====== PROVIDED DATA ======

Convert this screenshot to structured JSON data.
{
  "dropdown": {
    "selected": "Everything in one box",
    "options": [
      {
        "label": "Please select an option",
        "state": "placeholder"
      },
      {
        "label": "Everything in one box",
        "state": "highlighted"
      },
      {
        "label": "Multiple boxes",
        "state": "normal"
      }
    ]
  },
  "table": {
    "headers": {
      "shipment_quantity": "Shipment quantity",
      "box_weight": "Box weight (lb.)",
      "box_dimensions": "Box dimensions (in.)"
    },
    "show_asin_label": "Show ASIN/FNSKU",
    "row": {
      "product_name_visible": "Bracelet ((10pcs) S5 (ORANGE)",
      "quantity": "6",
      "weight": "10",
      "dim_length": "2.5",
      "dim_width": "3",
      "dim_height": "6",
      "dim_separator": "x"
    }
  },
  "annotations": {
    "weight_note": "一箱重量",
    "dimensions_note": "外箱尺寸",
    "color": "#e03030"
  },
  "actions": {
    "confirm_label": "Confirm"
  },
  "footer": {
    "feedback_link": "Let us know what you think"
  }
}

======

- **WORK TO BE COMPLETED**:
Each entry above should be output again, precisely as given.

- **RESPONSE**:
Convert this screenshot to structured JSON data.
{
  "dropdown": {
    "selected": "Everything in one box",
    "options": [
      {
        "label": "Please select an option",
        "state": "placeholder"
      },
      {
        "label": "Everything in one box",
        "state": "highlighted"
      },
      {
        "label": "Multiple boxes",
        "state": "normal"
      }
    ]
  },
  "table": {
    "headers": {
      "shipment_quantity": "Shipment quantity",
      "box_weight": "Box weight (lb.)",
      "box_dimensions": "Box dimensions (in.)"
    },
    "show_asin_label": "Show ASIN/FNSKU",
    "row": {
      "product_name_visible": "Bracelet ((10pcs) S5 (ORANGE)",
      "quantity": "6",
      "weight": "10",
      "dim_length": "2.5",
      "dim_width": "3",
      "dim_height": "6",
      "dim_separator": "x"
    }
  },
  "annotations": {
    "weight_note": "一箱重量",
    "dimensions_note": "外箱尺寸",
    "color": "#e03030"
  },
  "actions": {
    "confirm_label": "Confirm"
  },
  "footer": {
    "feedback_link": "Let us know what you think"
  }
}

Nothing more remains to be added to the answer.